### Assignment
Each line of the data below that includes the string "category" must be copied.

### Exercise inputs
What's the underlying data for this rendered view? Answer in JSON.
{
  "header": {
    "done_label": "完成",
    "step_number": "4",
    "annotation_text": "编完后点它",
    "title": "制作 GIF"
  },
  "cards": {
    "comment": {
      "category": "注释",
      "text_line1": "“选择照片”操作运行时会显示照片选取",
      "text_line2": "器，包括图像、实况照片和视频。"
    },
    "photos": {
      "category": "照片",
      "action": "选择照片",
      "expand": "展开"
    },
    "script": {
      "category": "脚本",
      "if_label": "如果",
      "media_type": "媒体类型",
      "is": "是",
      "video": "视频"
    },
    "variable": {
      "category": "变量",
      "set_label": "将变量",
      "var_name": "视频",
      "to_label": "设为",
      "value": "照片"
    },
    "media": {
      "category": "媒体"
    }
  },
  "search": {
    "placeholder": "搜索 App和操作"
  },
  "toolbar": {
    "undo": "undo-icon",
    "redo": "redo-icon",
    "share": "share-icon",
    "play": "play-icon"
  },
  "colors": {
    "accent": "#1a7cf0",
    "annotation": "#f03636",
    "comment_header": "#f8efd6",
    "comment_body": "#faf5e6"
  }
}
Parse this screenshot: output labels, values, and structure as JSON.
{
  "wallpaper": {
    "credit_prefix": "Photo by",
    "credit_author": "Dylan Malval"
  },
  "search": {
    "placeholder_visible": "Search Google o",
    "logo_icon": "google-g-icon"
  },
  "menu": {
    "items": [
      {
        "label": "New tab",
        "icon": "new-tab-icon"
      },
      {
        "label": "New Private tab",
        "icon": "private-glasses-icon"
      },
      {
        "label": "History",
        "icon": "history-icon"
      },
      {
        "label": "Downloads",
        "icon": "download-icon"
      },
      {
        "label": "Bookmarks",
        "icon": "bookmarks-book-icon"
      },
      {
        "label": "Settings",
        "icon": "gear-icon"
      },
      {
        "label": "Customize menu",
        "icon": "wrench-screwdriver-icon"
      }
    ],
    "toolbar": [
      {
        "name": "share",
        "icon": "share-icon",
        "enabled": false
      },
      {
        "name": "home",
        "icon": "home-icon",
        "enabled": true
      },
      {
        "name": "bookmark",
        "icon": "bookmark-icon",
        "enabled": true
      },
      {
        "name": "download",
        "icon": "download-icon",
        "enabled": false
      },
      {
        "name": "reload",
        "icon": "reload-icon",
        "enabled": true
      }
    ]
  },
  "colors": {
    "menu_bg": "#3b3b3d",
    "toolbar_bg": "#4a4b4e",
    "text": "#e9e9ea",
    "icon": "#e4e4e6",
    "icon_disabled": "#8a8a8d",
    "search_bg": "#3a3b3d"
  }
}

### Exercise answer
      "category": "注释",
      "category": "照片",
      "category": "脚本",
      "category": "变量",
      "category": "媒体"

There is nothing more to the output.